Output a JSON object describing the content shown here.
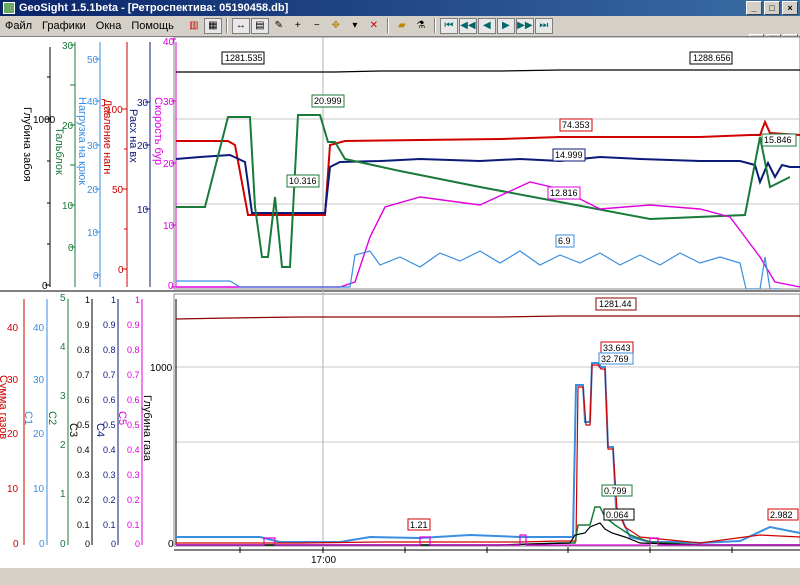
{
  "window": {
    "title": "GeoSight 1.5.1beta  - [Ретроспектива: 05190458.db]"
  },
  "menu": {
    "items": [
      "Файл",
      "Графики",
      "Окна",
      "Помощь"
    ]
  },
  "toolbar": {
    "icons": [
      "bar-chart",
      "grid",
      "cursor",
      "layout",
      "wrench",
      "plus",
      "minus",
      "move",
      "arrow-down",
      "delete",
      "folder",
      "filter",
      "first",
      "prev-page",
      "prev",
      "next",
      "next-page",
      "last"
    ]
  },
  "colors": {
    "titlebar": "#0a246a",
    "red": "#d00000",
    "navy": "#0a1a7a",
    "green": "#1a7a3a",
    "magenta": "#e000e0",
    "lightblue": "#3a8ee0",
    "black": "#000000"
  },
  "top_panel": {
    "axes": [
      {
        "label": "Глубина забоя",
        "ticks": [
          "1000",
          "0"
        ],
        "color": "#000000"
      },
      {
        "label": "Тальблок",
        "ticks": [
          "30",
          "20",
          "10",
          "0"
        ],
        "color": "#1a7a3a"
      },
      {
        "label": "Нагрузка на крюк",
        "ticks": [
          "50",
          "40",
          "30",
          "20",
          "10",
          "0"
        ],
        "color": "#3a8ee0"
      },
      {
        "label": "Давление нагн",
        "ticks": [
          "100",
          "50",
          "0"
        ],
        "color": "#d00000"
      },
      {
        "label": "Расх на вх",
        "ticks": [
          "30",
          "20",
          "10"
        ],
        "color": "#0a1a7a"
      },
      {
        "label": "Скорость бур",
        "ticks": [
          "40",
          "30",
          "20",
          "10",
          "0"
        ],
        "color": "#e000e0"
      }
    ],
    "labels": [
      "1281.535",
      "1288.656",
      "20.999",
      "74.353",
      "14.999",
      "15.846",
      "10.316",
      "12.816",
      "6.9"
    ]
  },
  "bottom_panel": {
    "axes": [
      {
        "label": "Сумма газов",
        "ticks": [
          "40",
          "30",
          "20",
          "10",
          "0"
        ],
        "color": "#d00000"
      },
      {
        "label": "С1",
        "ticks": [
          "40",
          "30",
          "20",
          "10",
          "0"
        ],
        "color": "#3a8ee0"
      },
      {
        "label": "С2",
        "ticks": [
          "5",
          "4",
          "3",
          "2",
          "1",
          "0"
        ],
        "color": "#1a7a3a"
      },
      {
        "label": "С3",
        "ticks": [
          "1",
          "0.9",
          "0.8",
          "0.7",
          "0.6",
          "0.5",
          "0.4",
          "0.3",
          "0.2",
          "0.1",
          "0"
        ],
        "color": "#000000"
      },
      {
        "label": "С4",
        "ticks": [
          "1",
          "0.9",
          "0.8",
          "0.7",
          "0.6",
          "0.5",
          "0.4",
          "0.3",
          "0.2",
          "0.1",
          "0"
        ],
        "color": "#0a1a7a"
      },
      {
        "label": "С5",
        "ticks": [
          "1",
          "0.9",
          "0.8",
          "0.7",
          "0.6",
          "0.5",
          "0.4",
          "0.3",
          "0.2",
          "0.1",
          "0"
        ],
        "color": "#e000e0"
      },
      {
        "label": "Глубина газа",
        "ticks": [
          "1000",
          "0"
        ],
        "color": "#000000"
      }
    ],
    "labels": [
      "1281.44",
      "33.643",
      "32.769",
      "0.799",
      "0.064",
      "1.21",
      "2.982"
    ]
  },
  "time_axis": {
    "label": "17:00"
  }
}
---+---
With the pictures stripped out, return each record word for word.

Output a JSON object describing the content shown here.
{
  "window": {
    "title": "GeoSight 1.5.1beta  - [Ретроспектива: 05190458.db]"
  },
  "menu": {
    "items": [
      "Файл",
      "Графики",
      "Окна",
      "Помощь"
    ]
  },
  "toolbar": {
    "icons": [
      "bar-chart",
      "grid",
      "cursor",
      "layout",
      "wrench",
      "plus",
      "minus",
      "move",
      "arrow-down",
      "delete",
      "folder",
      "filter",
      "first",
      "prev-page",
      "prev",
      "next",
      "next-page",
      "last"
    ]
  },
  "colors": {
    "titlebar": "#0a246a",
    "red": "#d00000",
    "navy": "#0a1a7a",
    "green": "#1a7a3a",
    "magenta": "#e000e0",
    "lightblue": "#3a8ee0",
    "black": "#000000"
  },
  "top_panel": {
    "axes": [
      {
        "label": "Глубина забоя",
        "ticks": [
          "1000",
          "0"
        ],
        "color": "#000000"
      },
      {
        "label": "Тальблок",
        "ticks": [
          "30",
          "20",
          "10",
          "0"
        ],
        "color": "#1a7a3a"
      },
      {
        "label": "Нагрузка на крюк",
        "ticks": [
          "50",
          "40",
          "30",
          "20",
          "10",
          "0"
        ],
        "color": "#3a8ee0"
      },
      {
        "label": "Давление нагн",
        "ticks": [
          "100",
          "50",
          "0"
        ],
        "color": "#d00000"
      },
      {
        "label": "Расх на вх",
        "ticks": [
          "30",
          "20",
          "10"
        ],
        "color": "#0a1a7a"
      },
      {
        "label": "Скорость бур",
        "ticks": [
          "40",
          "30",
          "20",
          "10",
          "0"
        ],
        "color": "#e000e0"
      }
    ],
    "labels": [
      "1281.535",
      "1288.656",
      "20.999",
      "74.353",
      "14.999",
      "15.846",
      "10.316",
      "12.816",
      "6.9"
    ]
  },
  "bottom_panel": {
    "axes": [
      {
        "label": "Сумма газов",
        "ticks": [
          "40",
          "30",
          "20",
          "10",
          "0"
        ],
        "color": "#d00000"
      },
      {
        "label": "С1",
        "ticks": [
          "40",
          "30",
          "20",
          "10",
          "0"
        ],
        "color": "#3a8ee0"
      },
      {
        "label": "С2",
        "ticks": [
          "5",
          "4",
          "3",
          "2",
          "1",
          "0"
        ],
        "color": "#1a7a3a"
      },
      {
        "label": "С3",
        "ticks": [
          "1",
          "0.9",
          "0.8",
          "0.7",
          "0.6",
          "0.5",
          "0.4",
          "0.3",
          "0.2",
          "0.1",
          "0"
        ],
        "color": "#000000"
      },
      {
        "label": "С4",
        "ticks": [
          "1",
          "0.9",
          "0.8",
          "0.7",
          "0.6",
          "0.5",
          "0.4",
          "0.3",
          "0.2",
          "0.1",
          "0"
        ],
        "color": "#0a1a7a"
      },
      {
        "label": "С5",
        "ticks": [
          "1",
          "0.9",
          "0.8",
          "0.7",
          "0.6",
          "0.5",
          "0.4",
          "0.3",
          "0.2",
          "0.1",
          "0"
        ],
        "color": "#e000e0"
      },
      {
        "label": "Глубина газа",
        "ticks": [
          "1000",
          "0"
        ],
        "color": "#000000"
      }
    ],
    "labels": [
      "1281.44",
      "33.643",
      "32.769",
      "0.799",
      "0.064",
      "1.21",
      "2.982"
    ]
  },
  "time_axis": {
    "label": "17:00"
  }
}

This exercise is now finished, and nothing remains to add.